GOAL OF THE EXERCISE:
Pick out all lines with the word "accent" from the records that follow.

* * *

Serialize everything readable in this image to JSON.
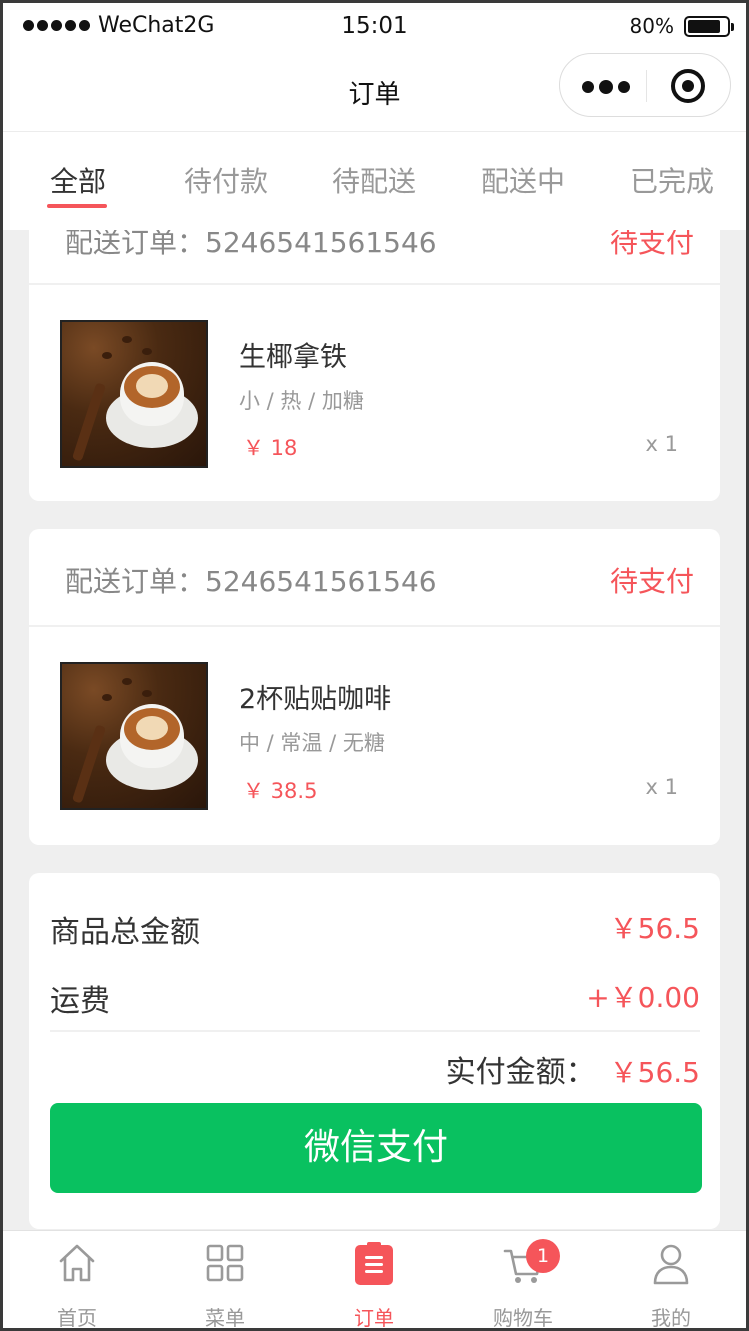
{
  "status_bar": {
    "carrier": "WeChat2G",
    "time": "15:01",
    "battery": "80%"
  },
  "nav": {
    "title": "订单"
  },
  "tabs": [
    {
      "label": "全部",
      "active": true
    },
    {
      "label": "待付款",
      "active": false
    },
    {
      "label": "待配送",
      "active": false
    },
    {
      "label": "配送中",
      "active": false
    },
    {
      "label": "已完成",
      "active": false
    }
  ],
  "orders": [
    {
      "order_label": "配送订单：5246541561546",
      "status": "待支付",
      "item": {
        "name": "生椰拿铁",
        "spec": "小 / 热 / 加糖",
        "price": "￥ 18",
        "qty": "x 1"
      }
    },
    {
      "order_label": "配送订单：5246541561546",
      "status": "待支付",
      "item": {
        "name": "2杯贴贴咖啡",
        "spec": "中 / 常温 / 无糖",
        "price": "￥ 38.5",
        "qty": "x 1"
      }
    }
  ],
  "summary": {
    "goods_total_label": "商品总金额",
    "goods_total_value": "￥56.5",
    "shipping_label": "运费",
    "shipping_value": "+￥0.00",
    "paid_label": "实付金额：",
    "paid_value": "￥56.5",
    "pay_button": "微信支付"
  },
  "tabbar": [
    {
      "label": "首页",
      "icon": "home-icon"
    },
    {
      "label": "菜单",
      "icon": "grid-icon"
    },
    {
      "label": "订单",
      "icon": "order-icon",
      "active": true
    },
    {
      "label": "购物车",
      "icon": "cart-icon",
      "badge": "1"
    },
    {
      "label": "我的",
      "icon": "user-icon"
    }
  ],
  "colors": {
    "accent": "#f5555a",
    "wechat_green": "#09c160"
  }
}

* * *

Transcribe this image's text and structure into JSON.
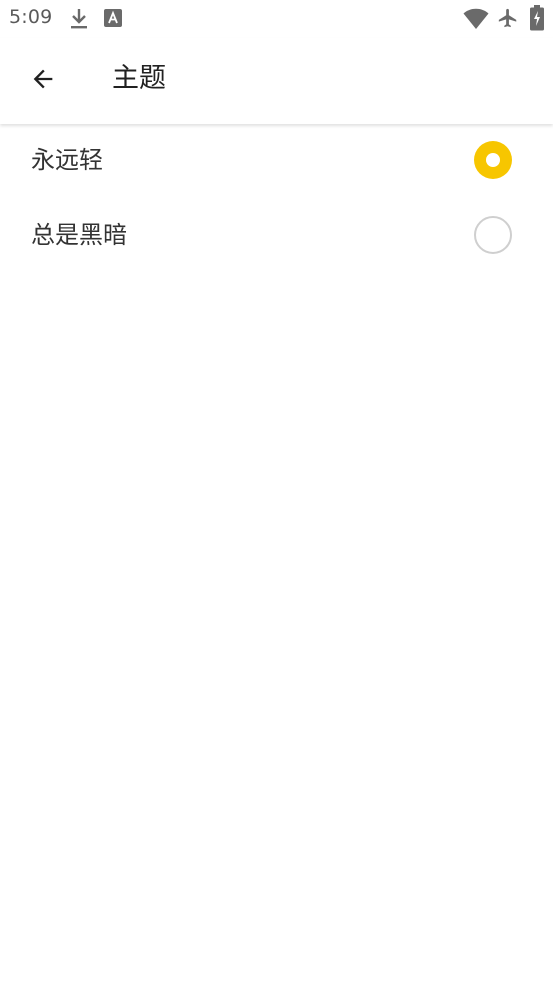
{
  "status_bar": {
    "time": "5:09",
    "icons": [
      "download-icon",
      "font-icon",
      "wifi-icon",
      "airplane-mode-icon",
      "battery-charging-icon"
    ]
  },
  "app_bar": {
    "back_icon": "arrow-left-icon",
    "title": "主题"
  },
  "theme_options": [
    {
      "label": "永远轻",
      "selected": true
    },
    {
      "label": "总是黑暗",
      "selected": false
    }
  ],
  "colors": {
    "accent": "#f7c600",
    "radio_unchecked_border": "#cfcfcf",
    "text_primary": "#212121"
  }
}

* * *

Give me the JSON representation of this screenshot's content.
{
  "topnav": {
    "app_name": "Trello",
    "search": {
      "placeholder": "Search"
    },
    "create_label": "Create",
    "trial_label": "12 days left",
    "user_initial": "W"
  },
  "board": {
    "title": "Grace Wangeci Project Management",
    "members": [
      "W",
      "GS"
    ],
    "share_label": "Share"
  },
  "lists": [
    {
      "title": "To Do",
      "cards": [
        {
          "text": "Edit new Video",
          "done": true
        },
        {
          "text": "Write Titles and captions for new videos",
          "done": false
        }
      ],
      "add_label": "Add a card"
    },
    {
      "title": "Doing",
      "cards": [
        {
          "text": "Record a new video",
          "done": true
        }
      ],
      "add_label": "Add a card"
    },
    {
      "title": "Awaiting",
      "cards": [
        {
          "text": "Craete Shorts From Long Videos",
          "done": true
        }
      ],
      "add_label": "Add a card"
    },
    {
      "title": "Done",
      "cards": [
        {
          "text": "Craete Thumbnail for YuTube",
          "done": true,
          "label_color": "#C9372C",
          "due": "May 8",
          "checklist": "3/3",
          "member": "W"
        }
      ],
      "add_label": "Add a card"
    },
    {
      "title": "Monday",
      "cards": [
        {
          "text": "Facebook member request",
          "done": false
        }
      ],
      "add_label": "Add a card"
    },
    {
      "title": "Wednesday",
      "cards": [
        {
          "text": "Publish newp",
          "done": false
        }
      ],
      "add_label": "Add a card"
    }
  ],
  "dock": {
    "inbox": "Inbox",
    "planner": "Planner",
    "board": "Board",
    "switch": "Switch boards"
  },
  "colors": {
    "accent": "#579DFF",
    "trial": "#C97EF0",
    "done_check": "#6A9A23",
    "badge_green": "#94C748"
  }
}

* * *

SOLUTION:
    "accent": "#f5555a",
    "accent": "#f7c600",
    "accent": "#579DFF",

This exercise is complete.